TASK GOAL ::
Please return every line of the records below that contains the word "disable".

RECORD SET ::
---*---

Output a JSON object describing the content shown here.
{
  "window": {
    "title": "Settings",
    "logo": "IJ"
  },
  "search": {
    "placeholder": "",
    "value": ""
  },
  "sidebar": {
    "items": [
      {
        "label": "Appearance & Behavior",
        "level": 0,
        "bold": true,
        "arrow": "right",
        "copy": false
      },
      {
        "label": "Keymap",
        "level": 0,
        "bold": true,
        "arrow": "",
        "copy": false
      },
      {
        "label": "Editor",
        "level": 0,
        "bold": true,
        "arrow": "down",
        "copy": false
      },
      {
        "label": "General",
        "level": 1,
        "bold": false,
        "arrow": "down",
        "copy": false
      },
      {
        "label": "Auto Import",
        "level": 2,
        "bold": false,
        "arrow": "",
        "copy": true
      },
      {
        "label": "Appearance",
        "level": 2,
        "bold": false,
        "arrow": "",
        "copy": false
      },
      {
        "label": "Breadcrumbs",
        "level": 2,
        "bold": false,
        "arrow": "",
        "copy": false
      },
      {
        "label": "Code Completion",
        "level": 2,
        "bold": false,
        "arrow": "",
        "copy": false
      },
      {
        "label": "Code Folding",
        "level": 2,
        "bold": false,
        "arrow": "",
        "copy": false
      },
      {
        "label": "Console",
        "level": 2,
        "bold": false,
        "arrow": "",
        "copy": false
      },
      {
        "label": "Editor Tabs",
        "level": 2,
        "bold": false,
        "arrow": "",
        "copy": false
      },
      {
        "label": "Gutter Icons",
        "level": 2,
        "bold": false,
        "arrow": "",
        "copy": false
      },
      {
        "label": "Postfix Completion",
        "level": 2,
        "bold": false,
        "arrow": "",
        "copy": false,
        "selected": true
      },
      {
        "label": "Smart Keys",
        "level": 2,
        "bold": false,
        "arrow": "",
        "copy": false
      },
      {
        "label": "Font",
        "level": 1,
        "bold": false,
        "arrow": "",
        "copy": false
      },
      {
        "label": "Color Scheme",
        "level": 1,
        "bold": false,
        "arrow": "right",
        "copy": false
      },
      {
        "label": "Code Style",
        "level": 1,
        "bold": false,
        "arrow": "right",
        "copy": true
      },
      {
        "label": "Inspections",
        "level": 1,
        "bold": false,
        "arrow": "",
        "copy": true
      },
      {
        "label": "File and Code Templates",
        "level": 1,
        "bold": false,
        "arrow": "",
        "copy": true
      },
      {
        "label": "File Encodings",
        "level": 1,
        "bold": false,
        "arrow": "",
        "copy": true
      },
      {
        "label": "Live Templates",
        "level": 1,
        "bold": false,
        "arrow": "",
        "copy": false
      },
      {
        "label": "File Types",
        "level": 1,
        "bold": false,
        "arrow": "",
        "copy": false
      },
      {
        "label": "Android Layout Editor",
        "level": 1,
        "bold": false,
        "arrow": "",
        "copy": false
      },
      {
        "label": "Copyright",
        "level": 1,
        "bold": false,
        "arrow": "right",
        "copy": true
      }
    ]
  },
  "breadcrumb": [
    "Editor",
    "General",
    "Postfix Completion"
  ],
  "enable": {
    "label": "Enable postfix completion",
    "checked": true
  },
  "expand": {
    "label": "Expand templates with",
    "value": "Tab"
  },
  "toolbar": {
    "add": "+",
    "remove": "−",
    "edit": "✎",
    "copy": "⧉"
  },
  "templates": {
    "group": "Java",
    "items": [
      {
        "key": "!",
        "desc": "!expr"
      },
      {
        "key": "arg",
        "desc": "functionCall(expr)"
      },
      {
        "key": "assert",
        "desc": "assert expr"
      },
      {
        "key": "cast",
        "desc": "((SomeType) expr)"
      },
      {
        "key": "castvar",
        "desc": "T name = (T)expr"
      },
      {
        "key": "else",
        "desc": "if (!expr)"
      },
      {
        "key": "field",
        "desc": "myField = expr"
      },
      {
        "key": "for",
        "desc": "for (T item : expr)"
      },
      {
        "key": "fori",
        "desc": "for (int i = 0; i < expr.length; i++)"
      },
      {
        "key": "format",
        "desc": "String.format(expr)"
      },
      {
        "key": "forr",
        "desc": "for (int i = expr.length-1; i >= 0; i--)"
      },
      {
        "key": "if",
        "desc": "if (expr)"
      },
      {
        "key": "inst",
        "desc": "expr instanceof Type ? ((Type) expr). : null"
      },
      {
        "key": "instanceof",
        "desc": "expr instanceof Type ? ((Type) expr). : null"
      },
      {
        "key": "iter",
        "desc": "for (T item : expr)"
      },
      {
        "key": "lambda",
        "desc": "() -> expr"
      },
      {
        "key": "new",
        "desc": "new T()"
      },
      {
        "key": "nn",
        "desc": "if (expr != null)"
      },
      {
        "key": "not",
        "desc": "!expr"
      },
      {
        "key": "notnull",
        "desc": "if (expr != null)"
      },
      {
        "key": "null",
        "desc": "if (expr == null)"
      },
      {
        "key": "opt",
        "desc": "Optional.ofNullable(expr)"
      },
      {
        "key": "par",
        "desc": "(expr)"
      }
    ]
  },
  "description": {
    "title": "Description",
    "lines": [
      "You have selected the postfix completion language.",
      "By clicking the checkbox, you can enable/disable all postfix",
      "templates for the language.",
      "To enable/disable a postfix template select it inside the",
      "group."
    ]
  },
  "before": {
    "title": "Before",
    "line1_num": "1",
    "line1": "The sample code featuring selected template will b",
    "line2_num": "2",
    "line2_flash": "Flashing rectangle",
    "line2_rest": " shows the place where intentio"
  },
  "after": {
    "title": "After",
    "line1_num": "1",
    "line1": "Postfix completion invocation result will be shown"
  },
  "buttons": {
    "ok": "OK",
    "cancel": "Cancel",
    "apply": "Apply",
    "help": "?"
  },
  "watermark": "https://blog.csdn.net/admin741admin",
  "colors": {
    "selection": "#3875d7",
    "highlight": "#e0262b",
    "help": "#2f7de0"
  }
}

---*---

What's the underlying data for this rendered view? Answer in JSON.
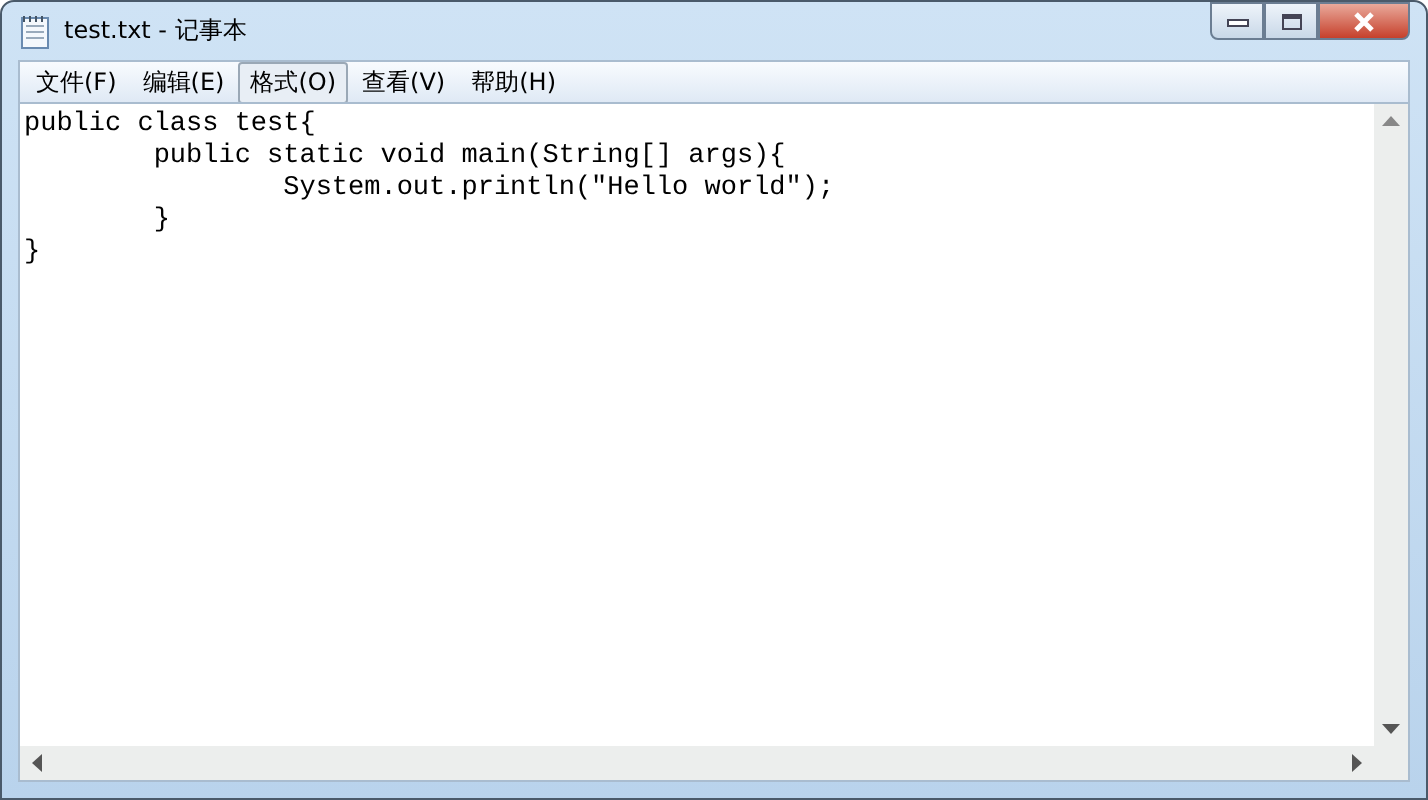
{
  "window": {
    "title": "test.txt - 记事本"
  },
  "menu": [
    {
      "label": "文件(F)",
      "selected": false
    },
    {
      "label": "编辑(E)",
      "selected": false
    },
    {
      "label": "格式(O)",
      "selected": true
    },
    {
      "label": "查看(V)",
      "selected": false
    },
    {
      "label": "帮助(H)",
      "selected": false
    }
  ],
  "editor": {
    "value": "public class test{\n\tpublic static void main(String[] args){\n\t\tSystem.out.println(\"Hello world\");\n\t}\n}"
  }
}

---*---

OUTPUT FOR THIS TASK ::
      "By clicking the checkbox, you can enable/disable all postfix",
      "To enable/disable a postfix template select it inside the",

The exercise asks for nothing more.